“They had a Christmas program. Some of the area programs would talk to teachers, and ask for a list of their poorest kids and get them clothes and toys and stuff. They’re not the ones who need help. They’re the ones getting the welfare and food stamps. I’m the one who is the working poor.”

“I really think Medicaid is good, but I’m really having a problem with the people that don’t want to work,” she said. “Us middle-class people are really, really upset about having to work constantly, and then these people are not responsible.”

Like Atkins? She was on Medicaid and wasn’t working. Her husband has cancer and was getting chemotherapy. Is she one of “those people”?

“Oh, no,” she said quickly. “I worked my whole life, so I know I paid into it. I just felt like it was a time that I needed it. That’s what the system is set up for.”

Kliff says all but one of the people she talked to knew the health care coverage they wanted was part of Obamacare, and they voted for Trump anyway.

“I guess I thought that, you know, he would not do this, he would not take health insurance away knowing it would affect so many peoples lives,” says Debbie Mills, an Obamacare enrollee who supported Trump. “I mean, what are you to do then if you cannot pay for insurance?”

She says the law made insurance affordable, especially with her husband on a waiting list for a new liver.

Kliff’s conversation with her revealed the state of the American electorate: Voters simply don’t believe what a candidate says.

Are you surprised how much Republicans are talking about repeal?


Did you expect — do you think they’ll do it, or do you think it’ll be too hard?

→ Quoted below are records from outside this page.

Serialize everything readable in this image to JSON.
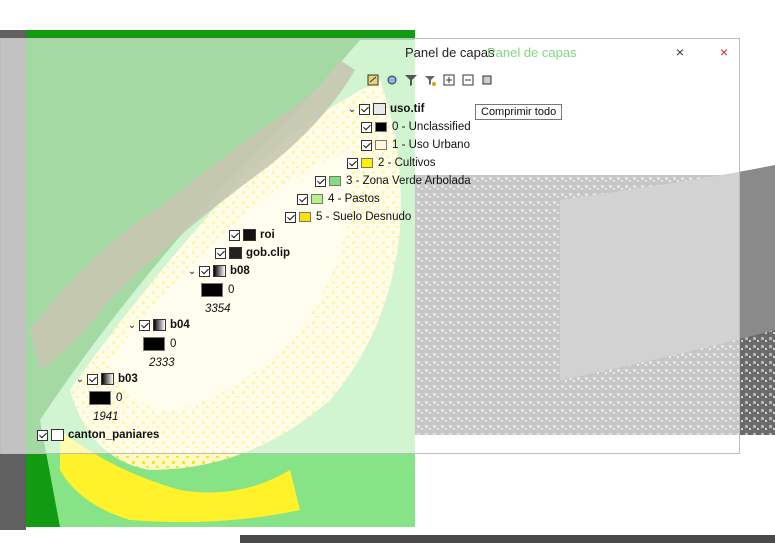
{
  "panel": {
    "title": "Panel de capas",
    "title_ghost": "Panel de capas",
    "tooltip": "Comprimir todo",
    "close_label": "×",
    "ghost_close_label": "×"
  },
  "toolbar": {
    "icons": [
      "open-layer-styling-icon",
      "add-group-icon",
      "filter-map-icon",
      "filter-legend-icon",
      "expand-all-icon",
      "collapse-all-icon",
      "remove-layer-icon"
    ]
  },
  "layers": {
    "uso": {
      "name": "uso.tif",
      "classes": [
        {
          "label": "0 - Unclassified",
          "color": "#000000"
        },
        {
          "label": "1 - Uso Urbano",
          "color": "#fff8d6"
        },
        {
          "label": "2 - Cultivos",
          "color": "#fff000"
        },
        {
          "label": "3 - Zona Verde Arbolada",
          "color": "#7fe07f"
        },
        {
          "label": "4 - Pastos",
          "color": "#b8f08a"
        },
        {
          "label": "5 - Suelo Desnudo",
          "color": "#ffe000"
        }
      ]
    },
    "roi": {
      "name": "roi"
    },
    "gob": {
      "name": "gob.clip"
    },
    "b08": {
      "name": "b08",
      "min": "0",
      "max": "3354"
    },
    "b04": {
      "name": "b04",
      "min": "0",
      "max": "2333"
    },
    "b03": {
      "name": "b03",
      "min": "0",
      "max": "1941"
    },
    "canton": {
      "name": "canton_paniares"
    }
  },
  "colors": {
    "forest": "#129b12",
    "light_green": "#86e486",
    "cream": "#fffbd2",
    "yellow": "#fff22a",
    "olive": "#6d6a31",
    "gray_dark": "#5f5f5f",
    "gray_light": "#a8a8a8"
  }
}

I’m hoping that they don’t, ’cause, I mean, what would they do then? Would this go away?

Yes, possibly.

The insurance?

It will go, if they repeal it. I mean, that’s what they promised to do in so many elections.

Right … so … I don’t know. …

Republicans spent six years campaigning on dismantling the law. How could people not believe they would?

“We used the same logic that Mills did,” Kliff says. “We thought, of course you can’t take away a program that millions of Americans rely on.”

Up to 52 million non-elderly Americans could lose access to health care when Obamacare is repealed, Kaiser Health reported yesterday.

The same foundation issued a poll earlier this month showing only 1 in 4 people wants the law fully repealed.

And 42 percent of those who want the law repealed, want Republicans to have a replacement in place first.

That’s not how it’s going to work, apparently. The Associated Press reports the repeal votes could come next month and a replacement might not be in place for up to three years, if at all.